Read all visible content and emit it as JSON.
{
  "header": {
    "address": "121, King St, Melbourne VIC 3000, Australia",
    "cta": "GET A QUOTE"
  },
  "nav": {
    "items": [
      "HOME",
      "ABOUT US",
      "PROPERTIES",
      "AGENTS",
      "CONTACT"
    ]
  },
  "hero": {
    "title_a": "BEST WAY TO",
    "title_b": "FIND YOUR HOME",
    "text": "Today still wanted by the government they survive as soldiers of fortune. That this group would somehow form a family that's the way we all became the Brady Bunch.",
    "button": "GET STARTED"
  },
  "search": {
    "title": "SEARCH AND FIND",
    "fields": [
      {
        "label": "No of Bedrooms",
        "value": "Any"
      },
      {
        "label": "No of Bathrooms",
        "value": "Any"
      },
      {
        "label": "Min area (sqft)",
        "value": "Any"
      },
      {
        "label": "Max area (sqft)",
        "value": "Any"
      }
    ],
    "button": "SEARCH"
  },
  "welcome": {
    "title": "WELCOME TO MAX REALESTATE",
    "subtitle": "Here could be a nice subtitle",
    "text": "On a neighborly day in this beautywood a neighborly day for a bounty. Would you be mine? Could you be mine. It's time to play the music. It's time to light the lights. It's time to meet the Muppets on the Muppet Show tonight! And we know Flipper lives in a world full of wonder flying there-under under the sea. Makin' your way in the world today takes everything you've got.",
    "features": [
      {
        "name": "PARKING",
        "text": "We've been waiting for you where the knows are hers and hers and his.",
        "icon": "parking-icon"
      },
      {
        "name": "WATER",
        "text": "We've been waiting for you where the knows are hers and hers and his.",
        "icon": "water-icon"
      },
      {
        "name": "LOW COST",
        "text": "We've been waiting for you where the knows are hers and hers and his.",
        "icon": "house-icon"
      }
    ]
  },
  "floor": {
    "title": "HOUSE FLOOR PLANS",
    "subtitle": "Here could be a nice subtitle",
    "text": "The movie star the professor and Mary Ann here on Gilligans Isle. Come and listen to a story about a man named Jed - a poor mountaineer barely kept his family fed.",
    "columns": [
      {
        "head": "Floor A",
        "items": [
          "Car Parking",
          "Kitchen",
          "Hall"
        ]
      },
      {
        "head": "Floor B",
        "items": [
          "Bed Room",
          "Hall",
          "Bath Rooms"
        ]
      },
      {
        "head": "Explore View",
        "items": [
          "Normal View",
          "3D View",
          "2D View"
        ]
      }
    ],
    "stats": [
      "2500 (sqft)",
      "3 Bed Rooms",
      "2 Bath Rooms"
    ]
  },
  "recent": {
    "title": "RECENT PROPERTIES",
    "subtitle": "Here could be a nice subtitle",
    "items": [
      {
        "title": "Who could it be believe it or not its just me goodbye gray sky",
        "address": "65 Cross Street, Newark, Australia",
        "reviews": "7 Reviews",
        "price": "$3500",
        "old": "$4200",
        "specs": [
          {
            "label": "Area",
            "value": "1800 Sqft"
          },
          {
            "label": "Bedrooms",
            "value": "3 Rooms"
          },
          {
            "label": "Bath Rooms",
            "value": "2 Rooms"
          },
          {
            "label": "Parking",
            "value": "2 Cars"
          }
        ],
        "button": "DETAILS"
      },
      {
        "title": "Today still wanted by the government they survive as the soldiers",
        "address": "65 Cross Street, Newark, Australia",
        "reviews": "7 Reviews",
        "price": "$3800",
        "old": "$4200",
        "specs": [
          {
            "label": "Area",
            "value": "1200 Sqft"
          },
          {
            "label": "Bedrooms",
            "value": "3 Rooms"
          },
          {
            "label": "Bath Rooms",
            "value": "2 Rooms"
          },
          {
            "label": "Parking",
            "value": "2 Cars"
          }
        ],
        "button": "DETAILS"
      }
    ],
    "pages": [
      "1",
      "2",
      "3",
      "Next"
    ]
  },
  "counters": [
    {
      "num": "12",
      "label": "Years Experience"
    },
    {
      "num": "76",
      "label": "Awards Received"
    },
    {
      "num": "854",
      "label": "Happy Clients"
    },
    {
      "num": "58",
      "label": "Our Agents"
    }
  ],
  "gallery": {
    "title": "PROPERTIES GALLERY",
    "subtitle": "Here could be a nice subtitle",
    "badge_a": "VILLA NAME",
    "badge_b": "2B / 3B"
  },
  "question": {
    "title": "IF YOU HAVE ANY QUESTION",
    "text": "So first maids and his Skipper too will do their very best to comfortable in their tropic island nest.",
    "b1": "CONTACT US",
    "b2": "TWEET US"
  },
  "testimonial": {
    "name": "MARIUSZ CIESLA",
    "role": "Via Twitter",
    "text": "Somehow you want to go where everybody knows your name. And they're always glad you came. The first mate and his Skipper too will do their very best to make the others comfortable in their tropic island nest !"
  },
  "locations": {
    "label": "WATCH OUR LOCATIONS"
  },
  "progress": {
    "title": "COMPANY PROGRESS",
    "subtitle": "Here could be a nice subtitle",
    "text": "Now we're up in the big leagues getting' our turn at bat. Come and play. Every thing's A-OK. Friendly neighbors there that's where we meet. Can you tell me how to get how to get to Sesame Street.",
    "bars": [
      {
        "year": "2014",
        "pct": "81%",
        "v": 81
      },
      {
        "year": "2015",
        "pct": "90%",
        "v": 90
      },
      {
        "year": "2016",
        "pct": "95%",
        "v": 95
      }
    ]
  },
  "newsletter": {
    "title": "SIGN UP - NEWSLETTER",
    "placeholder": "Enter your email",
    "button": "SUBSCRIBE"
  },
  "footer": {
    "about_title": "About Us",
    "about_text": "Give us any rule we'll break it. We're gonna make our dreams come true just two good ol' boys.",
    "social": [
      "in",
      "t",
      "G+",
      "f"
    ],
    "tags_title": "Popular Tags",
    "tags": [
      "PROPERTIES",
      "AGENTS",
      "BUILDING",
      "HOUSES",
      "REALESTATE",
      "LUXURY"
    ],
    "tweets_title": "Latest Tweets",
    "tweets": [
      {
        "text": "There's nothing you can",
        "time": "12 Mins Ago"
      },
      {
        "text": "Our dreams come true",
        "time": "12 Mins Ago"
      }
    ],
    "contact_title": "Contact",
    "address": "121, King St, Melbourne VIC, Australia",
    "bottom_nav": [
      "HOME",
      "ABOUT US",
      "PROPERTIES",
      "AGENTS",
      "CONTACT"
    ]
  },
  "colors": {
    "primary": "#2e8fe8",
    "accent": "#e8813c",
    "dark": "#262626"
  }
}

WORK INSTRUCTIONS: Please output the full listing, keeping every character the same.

COMPLETED EXERCISE:
Read all visible content and emit it as JSON.
{
  "header": {
    "address": "121, King St, Melbourne VIC 3000, Australia",
    "cta": "GET A QUOTE"
  },
  "nav": {
    "items": [
      "HOME",
      "ABOUT US",
      "PROPERTIES",
      "AGENTS",
      "CONTACT"
    ]
  },
  "hero": {
    "title_a": "BEST WAY TO",
    "title_b": "FIND YOUR HOME",
    "text": "Today still wanted by the government they survive as soldiers of fortune. That this group would somehow form a family that's the way we all became the Brady Bunch.",
    "button": "GET STARTED"
  },
  "search": {
    "title": "SEARCH AND FIND",
    "fields": [
      {
        "label": "No of Bedrooms",
        "value": "Any"
      },
      {
        "label": "No of Bathrooms",
        "value": "Any"
      },
      {
        "label": "Min area (sqft)",
        "value": "Any"
      },
      {
        "label": "Max area (sqft)",
        "value": "Any"
      }
    ],
    "button": "SEARCH"
  },
  "welcome": {
    "title": "WELCOME TO MAX REALESTATE",
    "subtitle": "Here could be a nice subtitle",
    "text": "On a neighborly day in this beautywood a neighborly day for a bounty. Would you be mine? Could you be mine. It's time to play the music. It's time to light the lights. It's time to meet the Muppets on the Muppet Show tonight! And we know Flipper lives in a world full of wonder flying there-under under the sea. Makin' your way in the world today takes everything you've got.",
    "features": [
      {
        "name": "PARKING",
        "text": "We've been waiting for you where the knows are hers and hers and his.",
        "icon": "parking-icon"
      },
      {
        "name": "WATER",
        "text": "We've been waiting for you where the knows are hers and hers and his.",
        "icon": "water-icon"
      },
      {
        "name": "LOW COST",
        "text": "We've been waiting for you where the knows are hers and hers and his.",
        "icon": "house-icon"
      }
    ]
  },
  "floor": {
    "title": "HOUSE FLOOR PLANS",
    "subtitle": "Here could be a nice subtitle",
    "text": "The movie star the professor and Mary Ann here on Gilligans Isle. Come and listen to a story about a man named Jed - a poor mountaineer barely kept his family fed.",
    "columns": [
      {
        "head": "Floor A",
        "items": [
          "Car Parking",
          "Kitchen",
          "Hall"
        ]
      },
      {
        "head": "Floor B",
        "items": [
          "Bed Room",
          "Hall",
          "Bath Rooms"
        ]
      },
      {
        "head": "Explore View",
        "items": [
          "Normal View",
          "3D View",
          "2D View"
        ]
      }
    ],
    "stats": [
      "2500 (sqft)",
      "3 Bed Rooms",
      "2 Bath Rooms"
    ]
  },
  "recent": {
    "title": "RECENT PROPERTIES",
    "subtitle": "Here could be a nice subtitle",
    "items": [
      {
        "title": "Who could it be believe it or not its just me goodbye gray sky",
        "address": "65 Cross Street, Newark, Australia",
        "reviews": "7 Reviews",
        "price": "$3500",
        "old": "$4200",
        "specs": [
          {
            "label": "Area",
            "value": "1800 Sqft"
          },
          {
            "label": "Bedrooms",
            "value": "3 Rooms"
          },
          {
            "label": "Bath Rooms",
            "value": "2 Rooms"
          },
          {
            "label": "Parking",
            "value": "2 Cars"
          }
        ],
        "button": "DETAILS"
      },
      {
        "title": "Today still wanted by the government they survive as the soldiers",
        "address": "65 Cross Street, Newark, Australia",
        "reviews": "7 Reviews",
        "price": "$3800",
        "old": "$4200",
        "specs": [
          {
            "label": "Area",
            "value": "1200 Sqft"
          },
          {
            "label": "Bedrooms",
            "value": "3 Rooms"
          },
          {
            "label": "Bath Rooms",
            "value": "2 Rooms"
          },
          {
            "label": "Parking",
            "value": "2 Cars"
          }
        ],
        "button": "DETAILS"
      }
    ],
    "pages": [
      "1",
      "2",
      "3",
      "Next"
    ]
  },
  "counters": [
    {
      "num": "12",
      "label": "Years Experience"
    },
    {
      "num": "76",
      "label": "Awards Received"
    },
    {
      "num": "854",
      "label": "Happy Clients"
    },
    {
      "num": "58",
      "label": "Our Agents"
    }
  ],
  "gallery": {
    "title": "PROPERTIES GALLERY",
    "subtitle": "Here could be a nice subtitle",
    "badge_a": "VILLA NAME",
    "badge_b": "2B / 3B"
  },
  "question": {
    "title": "IF YOU HAVE ANY QUESTION",
    "text": "So first maids and his Skipper too will do their very best to comfortable in their tropic island nest.",
    "b1": "CONTACT US",
    "b2": "TWEET US"
  },
  "testimonial": {
    "name": "MARIUSZ CIESLA",
    "role": "Via Twitter",
    "text": "Somehow you want to go where everybody knows your name. And they're always glad you came. The first mate and his Skipper too will do their very best to make the others comfortable in their tropic island nest !"
  },
  "locations": {
    "label": "WATCH OUR LOCATIONS"
  },
  "progress": {
    "title": "COMPANY PROGRESS",
    "subtitle": "Here could be a nice subtitle",
    "text": "Now we're up in the big leagues getting' our turn at bat. Come and play. Every thing's A-OK. Friendly neighbors there that's where we meet. Can you tell me how to get how to get to Sesame Street.",
    "bars": [
      {
        "year": "2014",
        "pct": "81%",
        "v": 81
      },
      {
        "year": "2015",
        "pct": "90%",
        "v": 90
      },
      {
        "year": "2016",
        "pct": "95%",
        "v": 95
      }
    ]
  },
  "newsletter": {
    "title": "SIGN UP - NEWSLETTER",
    "placeholder": "Enter your email",
    "button": "SUBSCRIBE"
  },
  "footer": {
    "about_title": "About Us",
    "about_text": "Give us any rule we'll break it. We're gonna make our dreams come true just two good ol' boys.",
    "social": [
      "in",
      "t",
      "G+",
      "f"
    ],
    "tags_title": "Popular Tags",
    "tags": [
      "PROPERTIES",
      "AGENTS",
      "BUILDING",
      "HOUSES",
      "REALESTATE",
      "LUXURY"
    ],
    "tweets_title": "Latest Tweets",
    "tweets": [
      {
        "text": "There's nothing you can",
        "time": "12 Mins Ago"
      },
      {
        "text": "Our dreams come true",
        "time": "12 Mins Ago"
      }
    ],
    "contact_title": "Contact",
    "address": "121, King St, Melbourne VIC, Australia",
    "bottom_nav": [
      "HOME",
      "ABOUT US",
      "PROPERTIES",
      "AGENTS",
      "CONTACT"
    ]
  },
  "colors": {
    "primary": "#2e8fe8",
    "accent": "#e8813c",
    "dark": "#262626"
  }
}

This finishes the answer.